**Exercise**: Output every entry exactly as written.

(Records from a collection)
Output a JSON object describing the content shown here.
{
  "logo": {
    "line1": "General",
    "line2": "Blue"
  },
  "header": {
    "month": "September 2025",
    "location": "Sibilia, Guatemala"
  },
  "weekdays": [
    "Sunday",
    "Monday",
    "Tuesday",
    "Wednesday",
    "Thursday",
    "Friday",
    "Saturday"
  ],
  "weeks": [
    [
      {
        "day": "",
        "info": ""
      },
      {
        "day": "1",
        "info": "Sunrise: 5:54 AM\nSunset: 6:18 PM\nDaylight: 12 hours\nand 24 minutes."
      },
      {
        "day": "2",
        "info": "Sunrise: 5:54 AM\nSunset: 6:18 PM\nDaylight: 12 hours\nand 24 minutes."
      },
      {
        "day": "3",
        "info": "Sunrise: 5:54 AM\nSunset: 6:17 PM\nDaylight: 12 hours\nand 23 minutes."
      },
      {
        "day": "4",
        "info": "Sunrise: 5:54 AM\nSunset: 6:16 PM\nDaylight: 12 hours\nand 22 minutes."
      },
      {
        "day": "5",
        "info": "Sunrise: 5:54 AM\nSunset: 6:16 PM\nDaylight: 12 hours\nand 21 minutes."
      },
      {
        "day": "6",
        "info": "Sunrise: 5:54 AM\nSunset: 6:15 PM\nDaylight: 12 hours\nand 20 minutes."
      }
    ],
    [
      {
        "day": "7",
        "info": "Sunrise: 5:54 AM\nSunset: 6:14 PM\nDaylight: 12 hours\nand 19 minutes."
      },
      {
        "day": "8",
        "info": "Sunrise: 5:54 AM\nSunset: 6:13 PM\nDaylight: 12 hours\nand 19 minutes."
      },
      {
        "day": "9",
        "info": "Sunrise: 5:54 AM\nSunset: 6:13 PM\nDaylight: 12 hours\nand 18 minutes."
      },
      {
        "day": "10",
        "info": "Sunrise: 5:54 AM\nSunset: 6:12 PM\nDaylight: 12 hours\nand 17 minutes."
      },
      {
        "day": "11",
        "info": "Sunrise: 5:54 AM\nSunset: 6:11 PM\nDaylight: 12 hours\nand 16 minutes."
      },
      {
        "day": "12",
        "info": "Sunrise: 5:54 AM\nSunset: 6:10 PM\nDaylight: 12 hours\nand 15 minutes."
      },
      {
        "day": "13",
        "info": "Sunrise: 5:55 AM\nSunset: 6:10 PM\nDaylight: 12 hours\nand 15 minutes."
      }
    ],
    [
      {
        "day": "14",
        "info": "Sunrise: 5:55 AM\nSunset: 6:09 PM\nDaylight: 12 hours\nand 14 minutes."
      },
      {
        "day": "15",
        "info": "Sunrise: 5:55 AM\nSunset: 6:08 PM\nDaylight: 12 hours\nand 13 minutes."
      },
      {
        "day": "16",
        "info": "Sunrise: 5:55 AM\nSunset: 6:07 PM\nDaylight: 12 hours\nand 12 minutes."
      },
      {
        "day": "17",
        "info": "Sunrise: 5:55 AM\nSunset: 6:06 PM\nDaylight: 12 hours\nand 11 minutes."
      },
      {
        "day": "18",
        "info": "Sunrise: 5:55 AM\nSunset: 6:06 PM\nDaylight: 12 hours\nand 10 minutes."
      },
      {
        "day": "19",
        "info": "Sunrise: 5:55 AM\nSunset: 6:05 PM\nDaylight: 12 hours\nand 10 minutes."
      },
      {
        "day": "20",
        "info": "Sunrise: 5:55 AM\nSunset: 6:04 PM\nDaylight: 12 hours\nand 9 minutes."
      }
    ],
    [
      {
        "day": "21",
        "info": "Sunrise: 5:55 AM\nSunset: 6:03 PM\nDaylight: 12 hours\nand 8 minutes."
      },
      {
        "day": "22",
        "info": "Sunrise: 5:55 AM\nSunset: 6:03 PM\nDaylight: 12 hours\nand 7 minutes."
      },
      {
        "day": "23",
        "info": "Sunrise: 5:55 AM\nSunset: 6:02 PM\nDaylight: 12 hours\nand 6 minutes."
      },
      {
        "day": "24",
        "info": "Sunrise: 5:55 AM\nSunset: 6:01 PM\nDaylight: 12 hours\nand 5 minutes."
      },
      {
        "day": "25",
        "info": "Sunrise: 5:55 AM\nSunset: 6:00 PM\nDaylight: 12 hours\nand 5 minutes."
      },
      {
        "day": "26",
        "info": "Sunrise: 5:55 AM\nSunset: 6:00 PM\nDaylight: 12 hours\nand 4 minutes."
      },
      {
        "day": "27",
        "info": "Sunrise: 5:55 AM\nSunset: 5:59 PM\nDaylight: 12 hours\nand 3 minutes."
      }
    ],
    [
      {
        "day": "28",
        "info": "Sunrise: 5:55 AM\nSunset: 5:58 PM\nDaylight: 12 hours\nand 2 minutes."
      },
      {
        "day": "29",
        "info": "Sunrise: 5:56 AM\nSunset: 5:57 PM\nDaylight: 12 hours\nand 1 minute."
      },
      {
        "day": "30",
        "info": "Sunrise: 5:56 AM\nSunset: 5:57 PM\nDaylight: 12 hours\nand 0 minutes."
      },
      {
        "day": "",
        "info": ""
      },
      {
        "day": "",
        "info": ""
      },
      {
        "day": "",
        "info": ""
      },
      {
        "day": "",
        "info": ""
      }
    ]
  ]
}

**Solution for this task**:
Output a JSON object describing the content shown here.
{
  "logo": {
    "line1": "General",
    "line2": "Blue"
  },
  "header": {
    "month": "September 2025",
    "location": "Sibilia, Guatemala"
  },
  "weekdays": [
    "Sunday",
    "Monday",
    "Tuesday",
    "Wednesday",
    "Thursday",
    "Friday",
    "Saturday"
  ],
  "weeks": [
    [
      {
        "day": "",
        "info": ""
      },
      {
        "day": "1",
        "info": "Sunrise: 5:54 AM\nSunset: 6:18 PM\nDaylight: 12 hours\nand 24 minutes."
      },
      {
        "day": "2",
        "info": "Sunrise: 5:54 AM\nSunset: 6:18 PM\nDaylight: 12 hours\nand 24 minutes."
      },
      {
        "day": "3",
        "info": "Sunrise: 5:54 AM\nSunset: 6:17 PM\nDaylight: 12 hours\nand 23 minutes."
      },
      {
        "day": "4",
        "info": "Sunrise: 5:54 AM\nSunset: 6:16 PM\nDaylight: 12 hours\nand 22 minutes."
      },
      {
        "day": "5",
        "info": "Sunrise: 5:54 AM\nSunset: 6:16 PM\nDaylight: 12 hours\nand 21 minutes."
      },
      {
        "day": "6",
        "info": "Sunrise: 5:54 AM\nSunset: 6:15 PM\nDaylight: 12 hours\nand 20 minutes."
      }
    ],
    [
      {
        "day": "7",
        "info": "Sunrise: 5:54 AM\nSunset: 6:14 PM\nDaylight: 12 hours\nand 19 minutes."
      },
      {
        "day": "8",
        "info": "Sunrise: 5:54 AM\nSunset: 6:13 PM\nDaylight: 12 hours\nand 19 minutes."
      },
      {
        "day": "9",
        "info": "Sunrise: 5:54 AM\nSunset: 6:13 PM\nDaylight: 12 hours\nand 18 minutes."
      },
      {
        "day": "10",
        "info": "Sunrise: 5:54 AM\nSunset: 6:12 PM\nDaylight: 12 hours\nand 17 minutes."
      },
      {
        "day": "11",
        "info": "Sunrise: 5:54 AM\nSunset: 6:11 PM\nDaylight: 12 hours\nand 16 minutes."
      },
      {
        "day": "12",
        "info": "Sunrise: 5:54 AM\nSunset: 6:10 PM\nDaylight: 12 hours\nand 15 minutes."
      },
      {
        "day": "13",
        "info": "Sunrise: 5:55 AM\nSunset: 6:10 PM\nDaylight: 12 hours\nand 15 minutes."
      }
    ],
    [
      {
        "day": "14",
        "info": "Sunrise: 5:55 AM\nSunset: 6:09 PM\nDaylight: 12 hours\nand 14 minutes."
      },
      {
        "day": "15",
        "info": "Sunrise: 5:55 AM\nSunset: 6:08 PM\nDaylight: 12 hours\nand 13 minutes."
      },
      {
        "day": "16",
        "info": "Sunrise: 5:55 AM\nSunset: 6:07 PM\nDaylight: 12 hours\nand 12 minutes."
      },
      {
        "day": "17",
        "info": "Sunrise: 5:55 AM\nSunset: 6:06 PM\nDaylight: 12 hours\nand 11 minutes."
      },
      {
        "day": "18",
        "info": "Sunrise: 5:55 AM\nSunset: 6:06 PM\nDaylight: 12 hours\nand 10 minutes."
      },
      {
        "day": "19",
        "info": "Sunrise: 5:55 AM\nSunset: 6:05 PM\nDaylight: 12 hours\nand 10 minutes."
      },
      {
        "day": "20",
        "info": "Sunrise: 5:55 AM\nSunset: 6:04 PM\nDaylight: 12 hours\nand 9 minutes."
      }
    ],
    [
      {
        "day": "21",
        "info": "Sunrise: 5:55 AM\nSunset: 6:03 PM\nDaylight: 12 hours\nand 8 minutes."
      },
      {
        "day": "22",
        "info": "Sunrise: 5:55 AM\nSunset: 6:03 PM\nDaylight: 12 hours\nand 7 minutes."
      },
      {
        "day": "23",
        "info": "Sunrise: 5:55 AM\nSunset: 6:02 PM\nDaylight: 12 hours\nand 6 minutes."
      },
      {
        "day": "24",
        "info": "Sunrise: 5:55 AM\nSunset: 6:01 PM\nDaylight: 12 hours\nand 5 minutes."
      },
      {
        "day": "25",
        "info": "Sunrise: 5:55 AM\nSunset: 6:00 PM\nDaylight: 12 hours\nand 5 minutes."
      },
      {
        "day": "26",
        "info": "Sunrise: 5:55 AM\nSunset: 6:00 PM\nDaylight: 12 hours\nand 4 minutes."
      },
      {
        "day": "27",
        "info": "Sunrise: 5:55 AM\nSunset: 5:59 PM\nDaylight: 12 hours\nand 3 minutes."
      }
    ],
    [
      {
        "day": "28",
        "info": "Sunrise: 5:55 AM\nSunset: 5:58 PM\nDaylight: 12 hours\nand 2 minutes."
      },
      {
        "day": "29",
        "info": "Sunrise: 5:56 AM\nSunset: 5:57 PM\nDaylight: 12 hours\nand 1 minute."
      },
      {
        "day": "30",
        "info": "Sunrise: 5:56 AM\nSunset: 5:57 PM\nDaylight: 12 hours\nand 0 minutes."
      },
      {
        "day": "",
        "info": ""
      },
      {
        "day": "",
        "info": ""
      },
      {
        "day": "",
        "info": ""
      },
      {
        "day": "",
        "info": ""
      }
    ]
  ]
}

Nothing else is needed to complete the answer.